The green soldiers were a part of Company H of the 7th New Jersey Infantry, a regiment recruited out of Cumberland and Gloucester Counties in southern New Jersey. Cedarville and Fairton, where these men hail from, are small towns close to Delaware Bay. The area is interlaced by tidal rivers and streams, and many buildings from as far back as the 1750s to the turn of the early 20th century remain. The vacation destination of Cape May is not far away.
Some 160 years after it was taken, that image would send me on a quest to learn all I could about these men. I would quickly find out that Cedarville and Cumberland County have a rich and proud Civil War history.
Dan Casella writes from Cedarville N.J. A chef by training, he spends many weekends interpreting the Civil War to the public as a member of Liberty Rifles living history organization. President of the Lawrence Township Historical Society since 2019, he hopes to compile dozens of accounts in the society’s collections into a book about Cedarville men in the war.
Timothy D Walker on “Sailing to Freedom: Maritime Dimensions of the Underground Railroad”

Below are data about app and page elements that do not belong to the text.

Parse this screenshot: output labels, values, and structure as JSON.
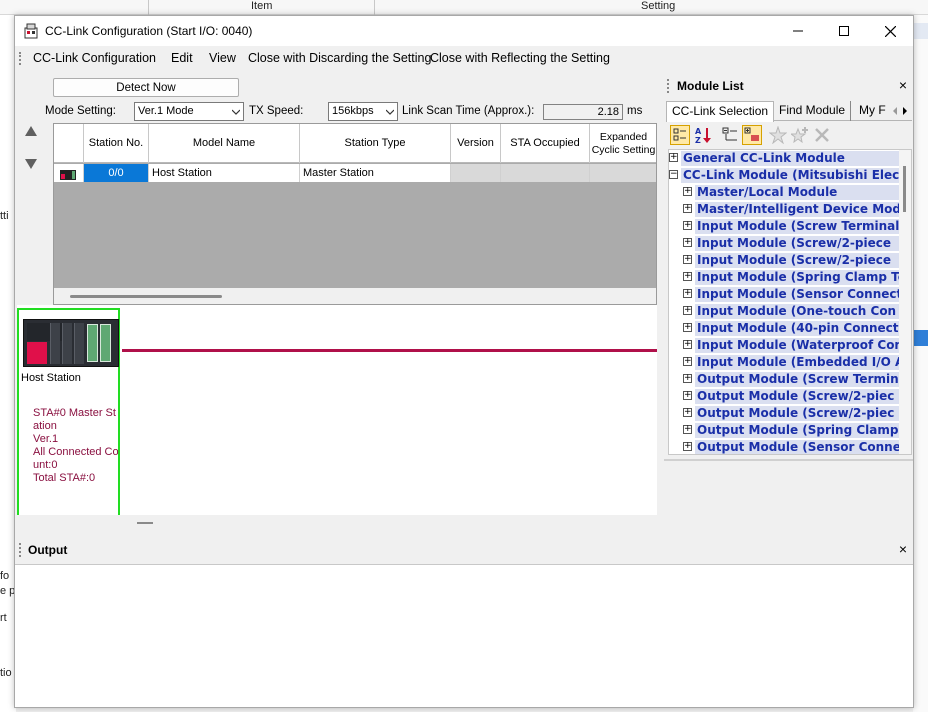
{
  "background": {
    "header_item": "Item",
    "header_setting": "Setting",
    "left_fragments": [
      "tti",
      "fo",
      "e p",
      "rt",
      "tio"
    ]
  },
  "window": {
    "title": "CC-Link Configuration (Start I/O: 0040)"
  },
  "menu": {
    "items": [
      "CC-Link Configuration",
      "Edit",
      "View",
      "Close with Discarding the Setting",
      "Close with Reflecting the Setting"
    ]
  },
  "controls": {
    "detect_now": "Detect Now",
    "mode_label": "Mode Setting:",
    "mode_value": "Ver.1 Mode",
    "speed_label": "TX Speed:",
    "speed_value": "156kbps",
    "scan_label": "Link Scan Time (Approx.):",
    "scan_value": "2.18",
    "scan_unit": "ms"
  },
  "grid": {
    "columns": [
      "Station No.",
      "Model Name",
      "Station Type",
      "Version",
      "STA Occupied",
      "Expanded Cyclic Setting"
    ],
    "rows": [
      {
        "station_no": "0/0",
        "model": "Host Station",
        "type": "Master Station",
        "version": "",
        "occupied": "",
        "expanded": ""
      }
    ]
  },
  "diagram": {
    "host_label": "Host Station",
    "sta_info": [
      "STA#0  Master St",
      "ation",
      "Ver.1",
      "All Connected Co",
      "unt:0",
      "Total STA#:0"
    ]
  },
  "module_list": {
    "title": "Module List",
    "close": "×",
    "tabs": [
      "CC-Link Selection",
      "Find Module",
      "My F"
    ],
    "tree": [
      {
        "label": "General CC-Link Module",
        "level": 0,
        "expander": "+"
      },
      {
        "label": "CC-Link Module (Mitsubishi Electric)",
        "level": 0,
        "expander": "−"
      },
      {
        "label": "Master/Local Module",
        "level": 1,
        "expander": "+"
      },
      {
        "label": "Master/Intelligent Device Module",
        "level": 1,
        "expander": "+"
      },
      {
        "label": "Input Module (Screw Terminal)",
        "level": 1,
        "expander": "+"
      },
      {
        "label": "Input Module (Screw/2-piece",
        "level": 1,
        "expander": "+"
      },
      {
        "label": "Input Module (Screw/2-piece",
        "level": 1,
        "expander": "+"
      },
      {
        "label": "Input Module (Spring Clamp Te",
        "level": 1,
        "expander": "+"
      },
      {
        "label": "Input Module (Sensor Connect",
        "level": 1,
        "expander": "+"
      },
      {
        "label": "Input Module (One-touch Con",
        "level": 1,
        "expander": "+"
      },
      {
        "label": "Input Module (40-pin Connect",
        "level": 1,
        "expander": "+"
      },
      {
        "label": "Input Module (Waterproof Con",
        "level": 1,
        "expander": "+"
      },
      {
        "label": "Input Module (Embedded I/O A",
        "level": 1,
        "expander": "+"
      },
      {
        "label": "Output Module (Screw Termin",
        "level": 1,
        "expander": "+"
      },
      {
        "label": "Output Module (Screw/2-piec",
        "level": 1,
        "expander": "+"
      },
      {
        "label": "Output Module (Screw/2-piec",
        "level": 1,
        "expander": "+"
      },
      {
        "label": "Output Module (Spring Clamp",
        "level": 1,
        "expander": "+"
      },
      {
        "label": "Output Module (Sensor Conne",
        "level": 1,
        "expander": "+"
      }
    ]
  },
  "output": {
    "title": "Output",
    "close": "×"
  },
  "colors": {
    "selection": "#0a78d7",
    "bus_line": "#b0104a",
    "host_frame": "#22dd22",
    "tree_text": "#1a2fa8",
    "sta_info_text": "#8a1040"
  }
}
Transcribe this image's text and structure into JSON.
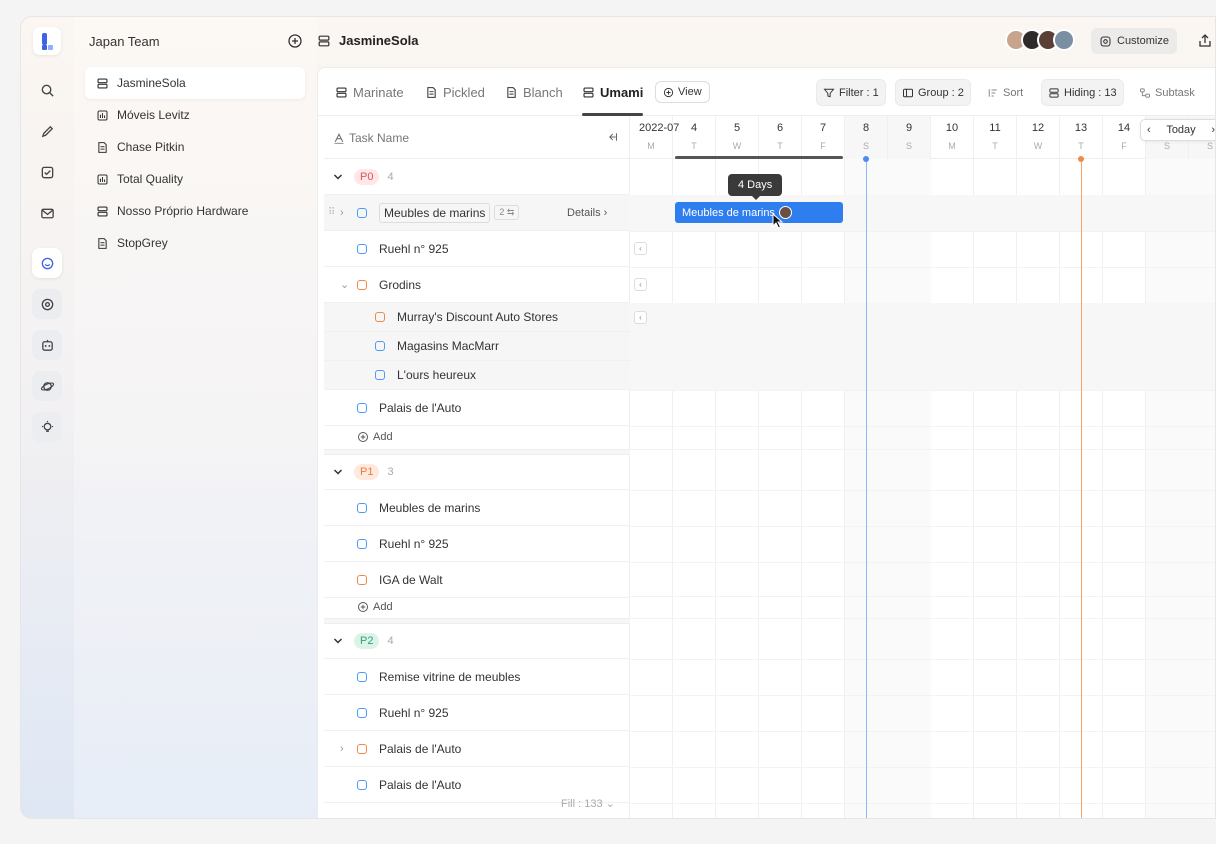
{
  "team": {
    "name": "Japan Team"
  },
  "sidebar": {
    "items": [
      {
        "label": "JasmineSola",
        "icon": "stack-icon",
        "active": true
      },
      {
        "label": "Móveis Levitz",
        "icon": "chart-icon"
      },
      {
        "label": "Chase Pitkin",
        "icon": "doc-icon"
      },
      {
        "label": "Total Quality",
        "icon": "chart-icon"
      },
      {
        "label": "Nosso Próprio Hardware",
        "icon": "stack-icon"
      },
      {
        "label": "StopGrey",
        "icon": "doc-icon"
      }
    ]
  },
  "header": {
    "title": "JasmineSola",
    "customize_label": "Customize"
  },
  "tabs": [
    {
      "label": "Marinate"
    },
    {
      "label": "Pickled"
    },
    {
      "label": "Blanch"
    },
    {
      "label": "Umami",
      "active": true
    }
  ],
  "toolbar": {
    "view_label": "View",
    "filter_label": "Filter : 1",
    "group_label": "Group : 2",
    "sort_label": "Sort",
    "hiding_label": "Hiding : 13",
    "subtask_label": "Subtask"
  },
  "table": {
    "column_header": "Task Name",
    "details_label": "Details",
    "subtask_count": "2",
    "add_label": "Add",
    "fill_label": "Fill : 133",
    "groups": [
      {
        "badge": "P0",
        "count": "4"
      },
      {
        "badge": "P1",
        "count": "3"
      },
      {
        "badge": "P2",
        "count": "4"
      }
    ],
    "rows": {
      "p0": [
        "Meubles de marins",
        "Ruehl n° 925",
        "Grodins",
        "Murray's Discount Auto Stores",
        "Magasins MacMarr",
        "L'ours heureux",
        "Palais de l'Auto"
      ],
      "p1": [
        "Meubles de marins",
        "Ruehl n° 925",
        "IGA de Walt"
      ],
      "p2": [
        "Remise vitrine de meubles",
        "Ruehl n° 925",
        "Palais de l'Auto",
        "Palais de l'Auto"
      ]
    }
  },
  "gantt": {
    "month": "2022-07",
    "days": [
      {
        "n": "",
        "w": "M"
      },
      {
        "n": "4",
        "w": "T"
      },
      {
        "n": "5",
        "w": "W"
      },
      {
        "n": "6",
        "w": "T"
      },
      {
        "n": "7",
        "w": "F"
      },
      {
        "n": "8",
        "w": "S"
      },
      {
        "n": "9",
        "w": "S"
      },
      {
        "n": "10",
        "w": "M"
      },
      {
        "n": "11",
        "w": "T"
      },
      {
        "n": "12",
        "w": "W"
      },
      {
        "n": "13",
        "w": "T"
      },
      {
        "n": "14",
        "w": "F"
      },
      {
        "n": "",
        "w": "S"
      },
      {
        "n": "",
        "w": "S"
      }
    ],
    "today_label": "Today",
    "tooltip": "4 Days",
    "bar_label": "Meubles de marins"
  },
  "colors": {
    "accent": "#2f7ef0",
    "today_marker": "#8cb8f5",
    "milestone_marker": "#f5a36f"
  }
}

In 1858, Mary Millburn successfully made her escape from Norfolk, Virginia, to Philadelphia aboard an express steamship. Millburn’s maritime route to freedom was far from uncommon. By the mid-nineteenth century an increasing number of enslaved people had fled northward along the Atlantic seaboard. While scholarship on the Underground Railroad has focused almost exclusively on overland escape routes from the antebellum South, this groundbreaking volume expands our understanding of how freedom was achieved by sea and what the journey looked like for many African Americans.
With innovative scholarship and thorough research, Sailing to Freedom highlights little-known stories and describes the less-understood maritime side of the Underground Railroad, including the impact of African Americans’ paid and unpaid waterfront labor. These ten essays reconsider and contextualize how escapes were managed along the East Coast, moving from the Carolinas, Virginia, and Maryland to safe harbor in northern cities such as Philadelphia, New York, New Bedford, and Boston.
Dr. Timothy Walker is a professor of history at the University of Massachusetts Dartmouth, and serves as Fulbright Program Advisor. He is a member of the graduate faculty of the Department of Portuguese and an affiliated faculty member of the Center of Indian Studies and the Department of Women’s and Gender Studies. Walker is also an Affiliated Researcher of the Centro de História de Além-Mar (CHAM) at Universidade Nova de Lisboa, Portugal. In September 2018 he was appointed Guest Investigator at Woods Hole Oceanographic Institution.
Dr. Walker’s teaching fields include Early Modern Europe, the Atlantic World, the Portuguese and their empire, maritime history and European global colonial expansion. Current research topics include the adoption of colonial indigenous medicines by Europeans; climate data derived from colonial-era archival documentation; slave trading in the Atlantic and Indian Oceans; as well as commercial and cultural links between the Portuguese overseas colonies in Asia, Africa, and the Americas.